Taking the plunge…
I have been invested in IoT for a few years, and considering how much kit I have now, and how much money I’ve sinked into it, I think invested is the right word…
I started out with a project in mind. I wanted to build something specific, and had no idea how. I have been coding for 36 years, so that part was covered. Making something physical was the issue. I am not skilled with my hands, and the memories of 14 year-old me trying to solder some resistors and various bits on a breadboard, and mostly failing, were not heart-warming.
So, with a project in mind (a monitoring solution), I set forth, and started researching. I discovered Arduino (the company) and after looking through the company’s (2013) offerings, and settled on an Esplora, with an LCD and SD card slot.
Then on eBay I bought a few sensors and accessories. On the photo above, it is talking to a uBlox GPS chip. Other common guests were a DHT11 (and then DHT22) Temperature and Humidity sensor, and an HC-05 Bluetooth module.
The thing about Arduino machines is that they brought me back, in a way, to the 1980s. The Esplora has 32KB of Flash memory (4 of which are occupied by the bootloader, more about that later), 2.5 KB of RAM, and 1 KB of EEPROM. That kind of specs belongs to 1982, the ZX Spectrum, give or take. (Re-)Learning to code for such machines is another challenge. Every BYTE counts.
I’m fortunate, for once, to be old, and to have learned coding on 8-bit processors in assembler. Been there done that. But it doesn’t mean one has to like it… It became obvious that even with squeezing every single byte out of the code, there wasn’t much I could do with the the Esplora (and subsequently with a few other similar machines, like your regular Arduino Uno, original or clone, which all share the same cramped memory).
And the bootloader. Right. This brought me back to the 1980s again. When you turned on a computer and nothing much happened. Because there wasn’t much of an OS on it. Same thing here. Arduino machines don’t have an OS. Just (if you’re lucky) a bootloader, that will help you upload code on it, and run it. YOU provide the OS, such as it is.
So two years after starting off, and having learned more than I ever wished I did about electronics, and relearning how to code for 8-bit processors, I acquired a Mega 2560, which offers 256/8/4 KB respectively.
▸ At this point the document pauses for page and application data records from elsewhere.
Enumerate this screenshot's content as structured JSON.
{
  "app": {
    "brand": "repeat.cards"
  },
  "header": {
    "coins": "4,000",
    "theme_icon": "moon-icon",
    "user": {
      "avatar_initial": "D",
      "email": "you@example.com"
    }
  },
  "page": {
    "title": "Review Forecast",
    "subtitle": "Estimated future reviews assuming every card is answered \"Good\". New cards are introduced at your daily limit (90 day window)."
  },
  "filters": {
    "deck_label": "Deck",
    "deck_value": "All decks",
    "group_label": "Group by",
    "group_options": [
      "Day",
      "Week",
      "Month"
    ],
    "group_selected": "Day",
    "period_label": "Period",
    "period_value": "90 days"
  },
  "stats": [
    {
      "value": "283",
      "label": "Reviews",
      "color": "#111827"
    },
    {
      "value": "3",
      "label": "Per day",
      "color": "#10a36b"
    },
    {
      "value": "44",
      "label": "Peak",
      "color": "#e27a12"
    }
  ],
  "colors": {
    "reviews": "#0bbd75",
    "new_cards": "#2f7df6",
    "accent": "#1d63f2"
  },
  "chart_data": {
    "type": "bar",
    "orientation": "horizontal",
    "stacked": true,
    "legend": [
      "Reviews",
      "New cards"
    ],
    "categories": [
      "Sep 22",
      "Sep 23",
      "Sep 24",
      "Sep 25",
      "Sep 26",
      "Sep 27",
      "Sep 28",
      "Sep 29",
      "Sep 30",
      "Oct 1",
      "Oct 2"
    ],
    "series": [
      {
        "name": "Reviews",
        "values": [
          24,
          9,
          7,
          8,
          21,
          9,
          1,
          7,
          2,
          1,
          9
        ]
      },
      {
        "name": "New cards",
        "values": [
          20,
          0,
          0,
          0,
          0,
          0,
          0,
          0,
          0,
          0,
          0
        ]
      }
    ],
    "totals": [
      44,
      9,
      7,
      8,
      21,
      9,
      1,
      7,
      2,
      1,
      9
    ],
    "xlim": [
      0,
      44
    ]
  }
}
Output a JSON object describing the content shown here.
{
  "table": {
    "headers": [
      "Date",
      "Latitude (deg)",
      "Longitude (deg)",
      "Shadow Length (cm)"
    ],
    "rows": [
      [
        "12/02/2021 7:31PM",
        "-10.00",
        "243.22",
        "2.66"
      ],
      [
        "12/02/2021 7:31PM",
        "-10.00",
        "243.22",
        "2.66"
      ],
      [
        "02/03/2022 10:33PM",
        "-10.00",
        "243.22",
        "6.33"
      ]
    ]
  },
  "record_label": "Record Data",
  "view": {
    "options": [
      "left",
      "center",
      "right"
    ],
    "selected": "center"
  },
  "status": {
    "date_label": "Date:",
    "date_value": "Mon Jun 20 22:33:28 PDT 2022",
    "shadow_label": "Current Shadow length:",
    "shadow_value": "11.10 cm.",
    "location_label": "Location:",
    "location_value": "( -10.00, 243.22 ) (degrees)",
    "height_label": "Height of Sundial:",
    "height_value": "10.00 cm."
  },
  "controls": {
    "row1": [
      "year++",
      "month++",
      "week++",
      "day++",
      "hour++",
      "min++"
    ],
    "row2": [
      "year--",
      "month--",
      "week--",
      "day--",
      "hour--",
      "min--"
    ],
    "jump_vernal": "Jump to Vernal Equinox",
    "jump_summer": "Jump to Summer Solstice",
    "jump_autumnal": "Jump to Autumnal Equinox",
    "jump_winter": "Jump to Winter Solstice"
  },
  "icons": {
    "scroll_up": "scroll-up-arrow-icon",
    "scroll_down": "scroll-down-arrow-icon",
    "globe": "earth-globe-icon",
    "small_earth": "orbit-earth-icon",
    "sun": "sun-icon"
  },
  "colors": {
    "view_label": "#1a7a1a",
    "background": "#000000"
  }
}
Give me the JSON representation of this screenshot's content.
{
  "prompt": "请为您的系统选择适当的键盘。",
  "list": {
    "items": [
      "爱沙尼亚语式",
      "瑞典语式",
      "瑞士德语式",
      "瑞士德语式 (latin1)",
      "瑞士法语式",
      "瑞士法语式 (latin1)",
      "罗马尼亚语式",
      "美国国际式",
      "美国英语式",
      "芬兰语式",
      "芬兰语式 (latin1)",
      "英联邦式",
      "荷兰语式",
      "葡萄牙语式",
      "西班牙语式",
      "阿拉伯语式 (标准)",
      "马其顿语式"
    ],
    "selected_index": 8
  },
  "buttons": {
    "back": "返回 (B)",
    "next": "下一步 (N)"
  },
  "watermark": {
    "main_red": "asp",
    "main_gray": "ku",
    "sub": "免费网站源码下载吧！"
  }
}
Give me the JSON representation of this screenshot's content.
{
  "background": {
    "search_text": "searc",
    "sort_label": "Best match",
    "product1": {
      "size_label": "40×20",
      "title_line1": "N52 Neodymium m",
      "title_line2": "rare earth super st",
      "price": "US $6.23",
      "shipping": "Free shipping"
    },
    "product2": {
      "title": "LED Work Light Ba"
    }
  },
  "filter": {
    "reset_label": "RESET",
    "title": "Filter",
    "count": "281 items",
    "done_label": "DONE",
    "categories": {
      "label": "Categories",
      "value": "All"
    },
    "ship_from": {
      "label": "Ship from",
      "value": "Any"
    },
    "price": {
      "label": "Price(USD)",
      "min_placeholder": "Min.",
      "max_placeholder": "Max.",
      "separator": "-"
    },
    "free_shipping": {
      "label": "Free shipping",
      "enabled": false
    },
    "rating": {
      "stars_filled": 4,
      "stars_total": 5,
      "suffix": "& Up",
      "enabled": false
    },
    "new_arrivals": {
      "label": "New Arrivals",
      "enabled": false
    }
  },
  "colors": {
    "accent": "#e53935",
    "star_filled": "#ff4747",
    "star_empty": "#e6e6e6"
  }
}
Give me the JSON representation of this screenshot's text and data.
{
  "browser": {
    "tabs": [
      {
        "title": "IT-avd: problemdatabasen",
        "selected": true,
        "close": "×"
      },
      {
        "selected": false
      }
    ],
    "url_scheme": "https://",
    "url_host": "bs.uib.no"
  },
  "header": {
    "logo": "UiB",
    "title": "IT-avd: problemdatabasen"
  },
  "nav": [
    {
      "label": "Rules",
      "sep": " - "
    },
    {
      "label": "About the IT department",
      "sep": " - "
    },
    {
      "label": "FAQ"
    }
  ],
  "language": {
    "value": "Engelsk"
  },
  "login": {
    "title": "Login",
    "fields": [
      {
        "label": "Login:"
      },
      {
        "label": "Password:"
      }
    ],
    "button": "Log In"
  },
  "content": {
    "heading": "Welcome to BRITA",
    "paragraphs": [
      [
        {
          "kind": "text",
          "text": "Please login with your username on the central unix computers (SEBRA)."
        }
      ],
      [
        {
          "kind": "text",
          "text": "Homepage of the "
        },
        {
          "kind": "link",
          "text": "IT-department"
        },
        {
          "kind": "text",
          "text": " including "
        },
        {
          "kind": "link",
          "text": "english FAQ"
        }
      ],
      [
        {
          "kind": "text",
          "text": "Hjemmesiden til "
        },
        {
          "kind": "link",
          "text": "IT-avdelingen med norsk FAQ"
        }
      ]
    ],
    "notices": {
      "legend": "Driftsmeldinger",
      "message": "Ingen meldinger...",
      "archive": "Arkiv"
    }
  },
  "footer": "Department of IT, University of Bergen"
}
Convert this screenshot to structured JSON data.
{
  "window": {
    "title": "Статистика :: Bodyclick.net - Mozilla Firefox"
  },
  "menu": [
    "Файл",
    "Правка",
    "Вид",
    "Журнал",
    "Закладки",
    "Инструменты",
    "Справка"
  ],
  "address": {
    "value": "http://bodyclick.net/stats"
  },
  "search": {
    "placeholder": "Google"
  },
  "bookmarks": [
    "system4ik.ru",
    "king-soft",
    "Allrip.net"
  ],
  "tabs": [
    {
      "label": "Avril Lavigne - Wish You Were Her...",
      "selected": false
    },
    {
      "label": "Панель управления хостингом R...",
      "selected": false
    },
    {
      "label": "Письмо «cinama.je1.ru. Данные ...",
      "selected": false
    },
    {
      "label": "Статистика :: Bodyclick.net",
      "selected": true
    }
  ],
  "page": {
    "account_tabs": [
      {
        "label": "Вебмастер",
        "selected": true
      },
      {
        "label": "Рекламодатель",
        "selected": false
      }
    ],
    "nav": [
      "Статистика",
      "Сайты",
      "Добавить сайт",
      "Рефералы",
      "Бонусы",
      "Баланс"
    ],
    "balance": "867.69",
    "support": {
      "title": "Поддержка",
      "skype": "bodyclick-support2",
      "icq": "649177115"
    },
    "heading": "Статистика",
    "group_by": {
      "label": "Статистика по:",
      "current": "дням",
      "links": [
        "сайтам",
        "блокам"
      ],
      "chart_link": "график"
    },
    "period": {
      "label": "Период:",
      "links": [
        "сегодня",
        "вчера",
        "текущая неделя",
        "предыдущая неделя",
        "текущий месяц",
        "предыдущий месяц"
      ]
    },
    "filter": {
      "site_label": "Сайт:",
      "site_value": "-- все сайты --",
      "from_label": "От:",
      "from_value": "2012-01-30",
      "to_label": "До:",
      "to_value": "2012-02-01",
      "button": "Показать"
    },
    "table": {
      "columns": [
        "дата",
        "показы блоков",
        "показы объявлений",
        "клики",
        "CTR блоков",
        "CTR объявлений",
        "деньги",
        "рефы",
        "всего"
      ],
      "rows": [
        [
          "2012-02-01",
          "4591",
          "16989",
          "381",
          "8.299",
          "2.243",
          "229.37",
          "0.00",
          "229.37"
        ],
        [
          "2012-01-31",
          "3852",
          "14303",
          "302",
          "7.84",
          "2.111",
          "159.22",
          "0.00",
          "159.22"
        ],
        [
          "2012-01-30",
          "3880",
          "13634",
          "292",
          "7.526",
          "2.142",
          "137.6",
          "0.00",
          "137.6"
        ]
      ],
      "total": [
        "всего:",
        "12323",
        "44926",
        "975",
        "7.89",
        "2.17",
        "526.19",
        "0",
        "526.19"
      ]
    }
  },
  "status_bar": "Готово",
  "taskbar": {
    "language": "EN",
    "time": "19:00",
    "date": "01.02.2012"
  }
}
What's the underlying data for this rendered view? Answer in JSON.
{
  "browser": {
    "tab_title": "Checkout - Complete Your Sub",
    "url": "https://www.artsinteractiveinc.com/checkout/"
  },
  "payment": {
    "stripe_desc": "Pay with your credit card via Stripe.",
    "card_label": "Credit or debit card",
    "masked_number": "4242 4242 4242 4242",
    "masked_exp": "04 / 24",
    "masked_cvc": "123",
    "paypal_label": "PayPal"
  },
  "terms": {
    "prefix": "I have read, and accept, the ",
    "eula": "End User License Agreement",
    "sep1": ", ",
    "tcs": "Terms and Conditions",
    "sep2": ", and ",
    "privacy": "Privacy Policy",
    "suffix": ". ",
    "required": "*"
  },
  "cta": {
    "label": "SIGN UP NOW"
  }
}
This provided enough to code everything I needed. I bought my stuff from a couple of Chinese vendors, the main one being SeeedStudio. They’re reasonably priced, and their stuff works, which isn’t always the case with Chinese vendors…
That monster mushroomed quite a bit. I has a small TFT screen, more sensors than a nuclear power plant, and can talk to my phone, my MacBook, and other machines through an array of frequencies that would make the NSA suspicious, or jealous. Bluetooth, WiFi, RFID/NFC, nRF24L01, other RF frequencies, and I have my eyes set on LoRa. I want to be able to talk to my Mega from the train station. Why? Because I can. Hopefully…
Yeah, the project became a hobby of its own. I now build things because I [think I] can. But the original project is still ongoing, and has reached a stage where it can morph into a startup. And the Arduino platform, while still occupying a large space of my storage, has been set aside, mostly, for other platforms. Most prominently, lately, Linux.
The latest version of my project works on Onion.io’s Omega2. It runs, like the Linkit Smart 7688 (Duo), OpenWrt, a Linux distribution for WiFi routers. Both can run an ATmega chip in parallel (the Duo has it on the board, the Omega2 has an Arduino dock). These things are small and provide an environment that is less “strange” to beginners than the Arduino platform. Although I’d still advise to learn about the Arduino ecosystem, if one would like to take full advantage of the Omega2/Linkit Smart.
So if you take the plunge, go in with an idea. It doesn’t have to be a grand idea, but having in mind what you’d like to build will help putting together the stumbling blocks required to become proficient.
This little essay was written with one person in mind.